Thursday, 20 August 2015

The Frascati

While posting yesterday's trouvaille, I realised that many hints to actors, plays, places are quite obvious to me, but maybe not to everyone else. (I remember the puzzled look on Monsieurs face when discussing the find)

I think I'll start a wee series, with short introductions to places and sights, for future reference and less footnotes ;-)

The Frascati

Thanks to the generous online access of the Rijksmuseum we can enjoy this lovely engraving in high resolution, without travelling to see it in their archives.

As you can see, it's an opulent place. Elegant. Where one goes to see and be seen, and to enjoy delicious food. Debucourt gives us an impression of the place in 1807.
The French Wikipedia Page also offers us a first hand report from an English visitor in 1802, who was quite smitten by the place.
I would love to find in some archive or other some documents telling us what they've had on offer, and how pricey it was. I interpret from it being frequented by the readership of the Journal des Dames et des Modes (what wasn't cheap), that the prices correspond, and we can use the Florian or LaDurée as a modern equivalent. The original Frascati was demolished in the 19th century, the name though lives on with an Italian Deli in the middle of Paris.

The description of the Rijksmuseum illustrates it beautifully as well: "In 1789 the Italian Garchi Café Frascati opened near the Paris Opéra. This became a spot where sophisticated Parisians went not only to enjoy perfumed ices, lemonade, punch and tea, but also, and more importantly, to be seen. On 4 August 1806 the Journal des Dames observed, ‘Last Thursday, Frascati glittered as never before. Its rooms were filled with ladies dressed up as if going to the theatre.’"

Sabine, the wonderful scholar behind Kleidung um 1800 also found a reference in the German publication Journal des Luxus und der Moden, April 1802, where a correspondent describes the splendours of Paris to the magazine's readership.
As I love to see whenever the Journals interlock and shed different bits of light on a subject, I would like to share her find: 


  1. Thank you very much for not only sharing snippets from the past with us, but also working out a "map", where people would go or talked about around the year 1800.
    This is giving the dresses their surrounding and their meaning. If we get to know the people and their daily lives, fashion suddenly reveals it's roots.
    I thoroughly enjoyed the "Journal Journey into the Year 1811" last year...and I guess it's safe to say, that those journals have really made a difference for our research since then.


  2. You are most welcome.

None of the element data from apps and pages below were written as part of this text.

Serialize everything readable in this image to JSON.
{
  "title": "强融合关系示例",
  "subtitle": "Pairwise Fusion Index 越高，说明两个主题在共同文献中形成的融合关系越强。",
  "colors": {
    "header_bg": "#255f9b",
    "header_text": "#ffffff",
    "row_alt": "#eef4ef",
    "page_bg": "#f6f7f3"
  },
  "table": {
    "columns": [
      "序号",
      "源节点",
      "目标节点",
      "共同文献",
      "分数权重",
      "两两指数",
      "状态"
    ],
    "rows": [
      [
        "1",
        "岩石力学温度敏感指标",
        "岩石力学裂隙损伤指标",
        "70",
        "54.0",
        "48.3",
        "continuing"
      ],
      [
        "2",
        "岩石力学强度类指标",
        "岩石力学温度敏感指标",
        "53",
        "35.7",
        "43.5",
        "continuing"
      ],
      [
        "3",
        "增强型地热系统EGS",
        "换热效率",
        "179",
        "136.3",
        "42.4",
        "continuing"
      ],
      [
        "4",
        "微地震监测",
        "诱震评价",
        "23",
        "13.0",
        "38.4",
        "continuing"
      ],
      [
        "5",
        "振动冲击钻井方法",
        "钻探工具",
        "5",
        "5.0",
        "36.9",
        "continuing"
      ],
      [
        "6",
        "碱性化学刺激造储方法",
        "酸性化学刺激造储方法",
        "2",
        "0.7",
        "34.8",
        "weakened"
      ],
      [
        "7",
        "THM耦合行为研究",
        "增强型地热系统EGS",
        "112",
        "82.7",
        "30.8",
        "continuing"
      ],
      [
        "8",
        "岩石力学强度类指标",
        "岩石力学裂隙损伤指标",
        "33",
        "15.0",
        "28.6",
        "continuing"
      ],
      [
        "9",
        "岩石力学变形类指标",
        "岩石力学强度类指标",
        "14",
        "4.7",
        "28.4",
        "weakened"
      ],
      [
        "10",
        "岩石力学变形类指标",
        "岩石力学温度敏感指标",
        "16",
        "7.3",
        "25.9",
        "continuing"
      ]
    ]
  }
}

I love love love it whenever some evidence overlaps and lights different angles. Thank you for your find in the JdLudM :-)